Running With Rover: Covering Long Distances With a Dog
Dogs make great running companions. Their eager faces are sure to get you in the mood, and a tired dog is a happy dog. However, there's a right way and a wrong way to turn your four-legged friend into a canine athlete. Here's everything you need to know.
The Right Dog
Firstly, you need to understand that some dogs cope with running better than others. Here are the best types to adopt if you're interested in a canine running buddy:
- Herders: Such as border collies and German shepherds.
- Pointers: Such as weimaraners and vizslas
- Retrievers: Such as Labradors and golden retrievers.
- Sled Dogs: Such as Siberian huskies and malamutes.
Such breeds will be able to cope with running over long distances when you introduce them to the sport properly.
The Right Age
It might seem like a puppy's limitless energy would lend itself well to running long distances, but it isn't very good for their overall health. This is because their bones are still growing; the repetitive impact experienced during running can harm their skeletal development, possibly leading to arthritis or even fractures.

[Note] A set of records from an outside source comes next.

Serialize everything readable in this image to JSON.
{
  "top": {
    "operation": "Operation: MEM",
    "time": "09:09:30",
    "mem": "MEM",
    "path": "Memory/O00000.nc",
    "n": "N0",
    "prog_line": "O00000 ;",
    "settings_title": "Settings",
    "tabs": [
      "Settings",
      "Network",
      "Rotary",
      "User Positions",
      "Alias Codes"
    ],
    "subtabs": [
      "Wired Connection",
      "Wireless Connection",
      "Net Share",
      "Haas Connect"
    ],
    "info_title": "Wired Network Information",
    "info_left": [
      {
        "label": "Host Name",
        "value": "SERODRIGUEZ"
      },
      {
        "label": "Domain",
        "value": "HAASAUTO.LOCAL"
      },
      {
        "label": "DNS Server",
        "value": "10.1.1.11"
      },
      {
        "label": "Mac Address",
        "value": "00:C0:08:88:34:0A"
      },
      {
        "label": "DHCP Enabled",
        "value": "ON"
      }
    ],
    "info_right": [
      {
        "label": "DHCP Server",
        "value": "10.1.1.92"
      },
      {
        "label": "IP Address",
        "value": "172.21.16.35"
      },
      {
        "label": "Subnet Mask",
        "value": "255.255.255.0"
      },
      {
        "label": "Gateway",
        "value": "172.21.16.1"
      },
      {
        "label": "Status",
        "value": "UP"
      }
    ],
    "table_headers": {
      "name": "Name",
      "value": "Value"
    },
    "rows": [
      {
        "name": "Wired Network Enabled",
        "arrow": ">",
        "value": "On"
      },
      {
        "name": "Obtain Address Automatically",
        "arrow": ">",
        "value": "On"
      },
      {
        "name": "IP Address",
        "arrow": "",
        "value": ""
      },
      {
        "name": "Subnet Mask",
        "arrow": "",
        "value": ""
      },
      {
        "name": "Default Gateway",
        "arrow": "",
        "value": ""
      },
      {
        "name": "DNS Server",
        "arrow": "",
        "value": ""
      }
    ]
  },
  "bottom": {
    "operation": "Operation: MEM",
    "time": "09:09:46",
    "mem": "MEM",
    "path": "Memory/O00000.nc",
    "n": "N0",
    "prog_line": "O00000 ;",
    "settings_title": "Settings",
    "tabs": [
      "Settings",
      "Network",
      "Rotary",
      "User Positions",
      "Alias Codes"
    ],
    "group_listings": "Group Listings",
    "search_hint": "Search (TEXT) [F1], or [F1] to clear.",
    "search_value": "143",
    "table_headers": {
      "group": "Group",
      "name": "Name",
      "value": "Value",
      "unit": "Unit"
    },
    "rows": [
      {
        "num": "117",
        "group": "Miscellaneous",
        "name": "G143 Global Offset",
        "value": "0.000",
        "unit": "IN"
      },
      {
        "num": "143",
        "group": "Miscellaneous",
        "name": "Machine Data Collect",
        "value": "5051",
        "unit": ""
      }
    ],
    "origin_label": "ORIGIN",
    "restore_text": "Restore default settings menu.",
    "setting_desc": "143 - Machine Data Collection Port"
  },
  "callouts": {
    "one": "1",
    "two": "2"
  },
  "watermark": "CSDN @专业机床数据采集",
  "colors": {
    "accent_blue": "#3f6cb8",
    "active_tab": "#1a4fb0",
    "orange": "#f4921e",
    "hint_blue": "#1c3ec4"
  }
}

The right age for a dog to start running will vary from breed to breed, so it's well worth going to the vet clinic for some advice. Instead of running, you can fill their puppyhood with socialisation training. Getting your dog used to being around other people and animals will help once you hit the trail.
The Right Distance
You won't have started running 10 miles right off the bat, and your dog shouldn't either. One thing to remember is that, ultimately, your dog just wants to please you; they'll run for as long as you do, even if it's too much for them.
That's why it's vital to take it steady. Start by running a mile at a time several times a week. After a few weeks, at in a weekly run of around 3-5 miles, then continue to steadily increase your distance. Remember to give your dog plenty of time to warm up.
The Right Route
Ideally, you'll want to spend as much of your time running on grass or along a trail. This is good for both you and your dog, since the harder nature of tarmac is less forgiving than grass or dirt. However, this isn't always possible, so, if you will be running mostly on roads, remember to inspect your dog's pads after each run. If they look a little raw, let them heal for a week or two, then buy some doggy running boots to protect them in the future.
Additionally, try to run somewhere shaded during the summer months. Dogs don't sweat like us, instead they cool themselves by panting and by dispersing heat through their feet. These aren't very efficient ways of cooling the body, so it's possible for them to overheat. If you'll be running longer than eight miles at a time, consider bringing a collapsible bowl so your dog can get some water during a break.
Your dog will love doing running with you, and it's always nice to have some canine companionship as you slog it out. Just follow this guide to make sure you do it right.